_WORK TO BE COMPLETED:_ Strip the pictures, then copy the remaining data exactly as it stands.

Data about app and page elements:
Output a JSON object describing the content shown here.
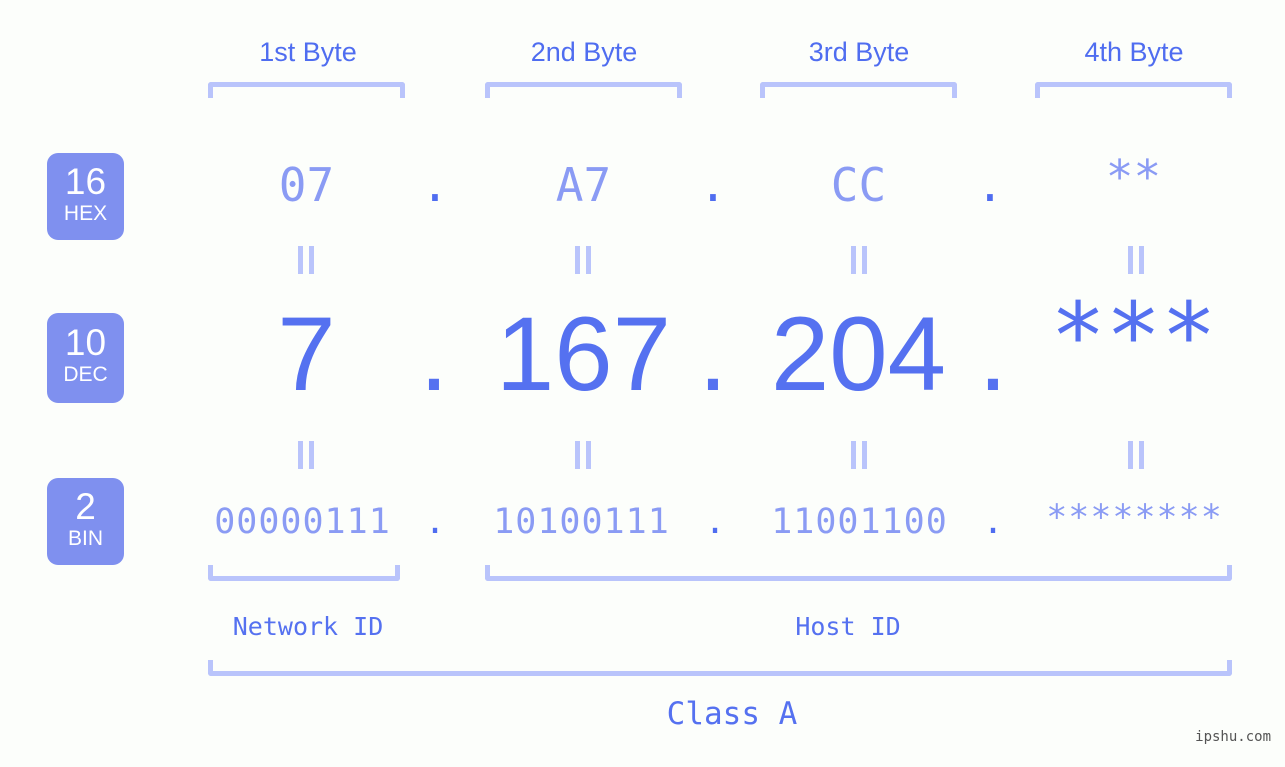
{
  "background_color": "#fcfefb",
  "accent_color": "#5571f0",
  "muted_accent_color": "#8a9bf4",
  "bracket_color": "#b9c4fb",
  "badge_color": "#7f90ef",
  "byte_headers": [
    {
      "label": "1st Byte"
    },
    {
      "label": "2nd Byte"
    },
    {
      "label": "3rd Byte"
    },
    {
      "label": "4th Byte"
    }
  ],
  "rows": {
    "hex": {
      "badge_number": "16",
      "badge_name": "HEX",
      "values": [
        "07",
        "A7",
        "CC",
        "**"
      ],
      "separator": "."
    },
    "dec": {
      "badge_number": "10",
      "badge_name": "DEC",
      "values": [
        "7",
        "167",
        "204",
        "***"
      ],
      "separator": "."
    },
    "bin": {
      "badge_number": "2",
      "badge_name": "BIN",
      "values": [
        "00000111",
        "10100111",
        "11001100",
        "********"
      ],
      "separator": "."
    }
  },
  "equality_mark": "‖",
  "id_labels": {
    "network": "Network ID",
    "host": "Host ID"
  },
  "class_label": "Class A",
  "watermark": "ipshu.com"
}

_ANSWER FOR THIS EXERCISE:_
Output a JSON object describing the content shown here.
{
  "background_color": "#fcfefb",
  "accent_color": "#5571f0",
  "muted_accent_color": "#8a9bf4",
  "bracket_color": "#b9c4fb",
  "badge_color": "#7f90ef",
  "byte_headers": [
    {
      "label": "1st Byte"
    },
    {
      "label": "2nd Byte"
    },
    {
      "label": "3rd Byte"
    },
    {
      "label": "4th Byte"
    }
  ],
  "rows": {
    "hex": {
      "badge_number": "16",
      "badge_name": "HEX",
      "values": [
        "07",
        "A7",
        "CC",
        "**"
      ],
      "separator": "."
    },
    "dec": {
      "badge_number": "10",
      "badge_name": "DEC",
      "values": [
        "7",
        "167",
        "204",
        "***"
      ],
      "separator": "."
    },
    "bin": {
      "badge_number": "2",
      "badge_name": "BIN",
      "values": [
        "00000111",
        "10100111",
        "11001100",
        "********"
      ],
      "separator": "."
    }
  },
  "equality_mark": "‖",
  "id_labels": {
    "network": "Network ID",
    "host": "Host ID"
  },
  "class_label": "Class A",
  "watermark": "ipshu.com"
}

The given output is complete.